  • Crop stubble should be minimised as much as possible prior to sowing to expose seed or pods to the high summer temperatures.
  • Apply appropriate fertiliser at sowing depending on soil test results and recommendations.
  • Redlegged earth mites need to be monitored and controlled as necessary.
  • Apply a suitable grass selective herbicide in mid to late winter.
  • Winter grazing and/or manipulation with a broadleaved herbicide (Imazamox or Imazethapyr for serradella and flumetsulam for bladder clover) maybe essential for weed suppression.
  • It is often recommended an application of Imazethapyr as a pre-emergence treatment before the break of the season when using hard seed French serradella.

Fig. 1. Dry matter production of Bartolo bladder clover and Margurita  French serradella Twin, Summer and Autumn sown at Brookton in 2015

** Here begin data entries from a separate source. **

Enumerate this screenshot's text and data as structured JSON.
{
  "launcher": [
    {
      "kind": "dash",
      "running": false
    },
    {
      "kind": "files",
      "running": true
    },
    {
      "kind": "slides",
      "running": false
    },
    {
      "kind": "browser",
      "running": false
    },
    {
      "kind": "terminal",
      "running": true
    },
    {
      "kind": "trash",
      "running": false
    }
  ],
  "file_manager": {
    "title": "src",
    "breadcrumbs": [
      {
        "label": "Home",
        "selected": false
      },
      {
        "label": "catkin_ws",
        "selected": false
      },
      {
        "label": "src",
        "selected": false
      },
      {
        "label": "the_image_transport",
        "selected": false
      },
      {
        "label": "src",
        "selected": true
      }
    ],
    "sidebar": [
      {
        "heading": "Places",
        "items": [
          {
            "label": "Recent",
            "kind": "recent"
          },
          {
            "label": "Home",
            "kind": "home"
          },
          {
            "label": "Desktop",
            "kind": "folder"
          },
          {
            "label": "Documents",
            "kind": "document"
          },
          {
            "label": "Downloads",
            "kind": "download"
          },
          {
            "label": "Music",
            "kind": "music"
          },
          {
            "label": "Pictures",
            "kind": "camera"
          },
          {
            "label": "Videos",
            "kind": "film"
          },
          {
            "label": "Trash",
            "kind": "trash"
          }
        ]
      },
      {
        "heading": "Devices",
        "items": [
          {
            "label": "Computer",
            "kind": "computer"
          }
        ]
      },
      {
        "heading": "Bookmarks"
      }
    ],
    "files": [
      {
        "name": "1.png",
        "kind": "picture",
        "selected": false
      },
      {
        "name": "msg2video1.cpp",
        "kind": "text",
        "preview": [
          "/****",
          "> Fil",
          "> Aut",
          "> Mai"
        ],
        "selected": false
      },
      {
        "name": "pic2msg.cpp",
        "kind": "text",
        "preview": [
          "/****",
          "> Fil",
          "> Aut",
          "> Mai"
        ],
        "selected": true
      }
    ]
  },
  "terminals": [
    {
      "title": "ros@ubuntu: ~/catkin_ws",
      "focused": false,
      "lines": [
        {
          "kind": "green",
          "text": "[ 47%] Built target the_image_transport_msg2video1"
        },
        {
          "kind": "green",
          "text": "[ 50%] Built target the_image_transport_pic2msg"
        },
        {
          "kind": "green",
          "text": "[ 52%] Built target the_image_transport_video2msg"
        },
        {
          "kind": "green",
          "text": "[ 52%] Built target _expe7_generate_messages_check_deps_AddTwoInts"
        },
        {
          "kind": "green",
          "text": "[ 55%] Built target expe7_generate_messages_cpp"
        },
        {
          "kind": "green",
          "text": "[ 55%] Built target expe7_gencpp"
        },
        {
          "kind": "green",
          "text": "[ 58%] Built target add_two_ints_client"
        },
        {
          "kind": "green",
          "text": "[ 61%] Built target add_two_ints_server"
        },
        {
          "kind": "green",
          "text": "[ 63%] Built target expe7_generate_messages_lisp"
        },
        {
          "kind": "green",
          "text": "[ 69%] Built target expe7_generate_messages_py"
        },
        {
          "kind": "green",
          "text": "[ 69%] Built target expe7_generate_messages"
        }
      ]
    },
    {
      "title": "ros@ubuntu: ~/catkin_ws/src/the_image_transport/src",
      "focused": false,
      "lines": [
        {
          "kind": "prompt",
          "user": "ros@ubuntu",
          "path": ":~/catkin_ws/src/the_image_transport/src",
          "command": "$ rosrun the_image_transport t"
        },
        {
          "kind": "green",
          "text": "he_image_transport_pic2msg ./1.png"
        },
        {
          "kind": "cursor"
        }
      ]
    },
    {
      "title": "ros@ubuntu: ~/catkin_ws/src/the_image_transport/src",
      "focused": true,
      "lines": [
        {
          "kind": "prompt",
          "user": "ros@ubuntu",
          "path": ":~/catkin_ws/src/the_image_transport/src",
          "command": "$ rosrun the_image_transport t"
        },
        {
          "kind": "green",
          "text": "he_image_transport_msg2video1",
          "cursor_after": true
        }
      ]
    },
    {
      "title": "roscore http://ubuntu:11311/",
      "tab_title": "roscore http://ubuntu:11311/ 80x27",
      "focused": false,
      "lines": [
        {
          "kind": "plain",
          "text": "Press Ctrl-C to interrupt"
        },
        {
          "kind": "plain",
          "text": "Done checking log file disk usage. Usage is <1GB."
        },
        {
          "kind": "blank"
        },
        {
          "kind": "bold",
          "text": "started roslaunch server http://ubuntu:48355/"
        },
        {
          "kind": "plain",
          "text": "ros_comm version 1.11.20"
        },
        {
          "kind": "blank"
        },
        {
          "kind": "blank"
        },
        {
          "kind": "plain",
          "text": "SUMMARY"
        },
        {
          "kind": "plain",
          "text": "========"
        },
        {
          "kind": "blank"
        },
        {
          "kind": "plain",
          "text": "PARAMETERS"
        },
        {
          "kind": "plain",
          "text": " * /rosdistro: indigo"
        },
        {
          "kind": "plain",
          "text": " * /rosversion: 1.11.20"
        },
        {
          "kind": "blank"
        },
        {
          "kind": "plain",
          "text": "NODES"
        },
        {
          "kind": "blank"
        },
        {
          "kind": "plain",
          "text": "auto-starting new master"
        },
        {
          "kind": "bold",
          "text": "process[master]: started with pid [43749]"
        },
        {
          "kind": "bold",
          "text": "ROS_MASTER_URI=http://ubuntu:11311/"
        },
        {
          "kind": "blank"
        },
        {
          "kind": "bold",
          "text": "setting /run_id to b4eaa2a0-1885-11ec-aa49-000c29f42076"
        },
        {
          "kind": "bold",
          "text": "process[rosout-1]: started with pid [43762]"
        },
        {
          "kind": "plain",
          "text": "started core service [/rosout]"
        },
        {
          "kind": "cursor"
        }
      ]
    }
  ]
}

Advantages using twin sowing and summer sowing

Twin sowing and summer sowing annual pasture legumes (Margurita hard seeded French serradella or Bartolo bladder clover) offer early winter grazing in a mixed enterprise farm. Establishing paddocks by these methods allow the pasture legumes to start growing immediately after the break in which the plants take advantage of the warmer growing conditions in autumn.

In contrast, conventional sowing is penalised by the delayed sowing operation (for example, weed control) and the seedlings usually establishing in colder conditions. In addition, both sowing techniques have little interference with crop operations after the break of the season. Results have shown the delay in sowing of pasture legumes by 2-4 weeks can equate to an overall production loss of 2-5 tonnes of dry matter through winter (Figure 1).

The twin and summer sowing techniques have the ability to lift the legume component in a pasture that has been degraded through a range of factors such as drought and/or intensive cropping. On a farm without grazing animals, twin sowing or summer sowing can be used to produce a green fallow with a high legume content that can be brown manured to provide high nitrogen residues and maximise the organic matter for the benefit of subsequent crops.

Twin sowing reduces the establishment cost because the sowing operation is shared with the crop. Additionally, both techniques contribute to further reduce establishment cost. Firstly by minimising seed processing particularly in the case of serradella where seed extraction is difficult and expensive and secondly, sowing does not require a pre-sowing application of herbicide.

Contact information

+61 (0)8 9368 3907
Ronald Yates
+61 (0)8 9368 3665